While the tank pictured below, The Black Prince, was not one of Hobart`s `Funnies` and didn`t see service in the war, I`ve included it here as it was a development of the Churchill Tank. It was designed to carry a more powerful gun than a conventional Churchill and the hull was widened to accommodate a larger turret. The Black Prince weighed around ten tons more than the Churchill so the suspension was modified and the tracks widened by 10 inches to carry the extra load. The Churchill's 350-horsepower (260 kW) engine was retained, however, but this left the new tank drastically underpowered and slow with maximum speeds 10.5 mph (16.9 km/h) on roads and 7.5 mph (12.1 km/h) cross country.

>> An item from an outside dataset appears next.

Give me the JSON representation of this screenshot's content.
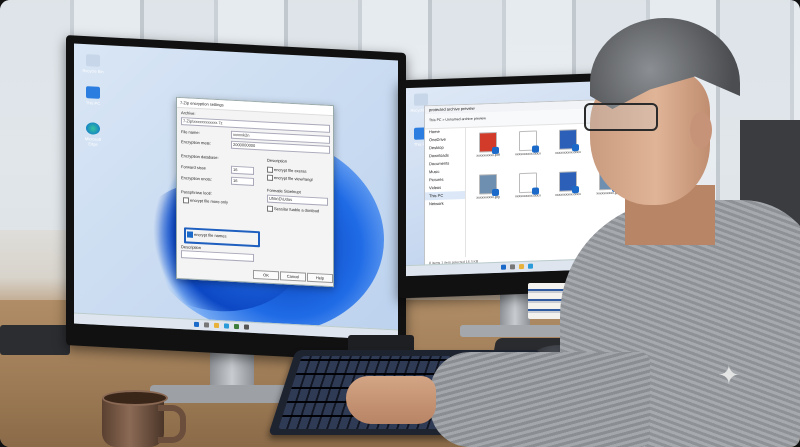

By the time the Black Prince prototypes had appeared in May 1945, the Sherman Firefly had proved itself in combat, the Comet tank was in service and the introduction of the Centurion was imminent. All these tanks carried the effective QF 17-pounder or similar, and all had better characteristics, so the development project was abandoned. The Black Prince at Bovington is the only one of its kind in the world.